# Provided records
++++++

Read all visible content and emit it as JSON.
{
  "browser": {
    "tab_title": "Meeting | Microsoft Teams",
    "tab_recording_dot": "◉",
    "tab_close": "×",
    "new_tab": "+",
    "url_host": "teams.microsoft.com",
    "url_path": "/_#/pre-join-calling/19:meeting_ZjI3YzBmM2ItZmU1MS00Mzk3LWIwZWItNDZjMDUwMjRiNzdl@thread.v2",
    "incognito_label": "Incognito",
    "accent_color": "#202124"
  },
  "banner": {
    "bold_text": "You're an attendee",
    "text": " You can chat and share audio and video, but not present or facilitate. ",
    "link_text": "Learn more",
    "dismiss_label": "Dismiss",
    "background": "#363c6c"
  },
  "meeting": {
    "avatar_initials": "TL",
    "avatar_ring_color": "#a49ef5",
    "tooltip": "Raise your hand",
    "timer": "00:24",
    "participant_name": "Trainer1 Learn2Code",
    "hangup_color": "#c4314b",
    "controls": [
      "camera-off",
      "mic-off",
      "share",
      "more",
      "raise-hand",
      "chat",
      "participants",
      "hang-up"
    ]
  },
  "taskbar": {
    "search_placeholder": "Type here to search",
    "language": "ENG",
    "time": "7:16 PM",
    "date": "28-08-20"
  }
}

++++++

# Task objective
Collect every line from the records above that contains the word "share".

# Expected output
    "text": " You can chat and share audio and video, but not present or facilitate. ",
      "share",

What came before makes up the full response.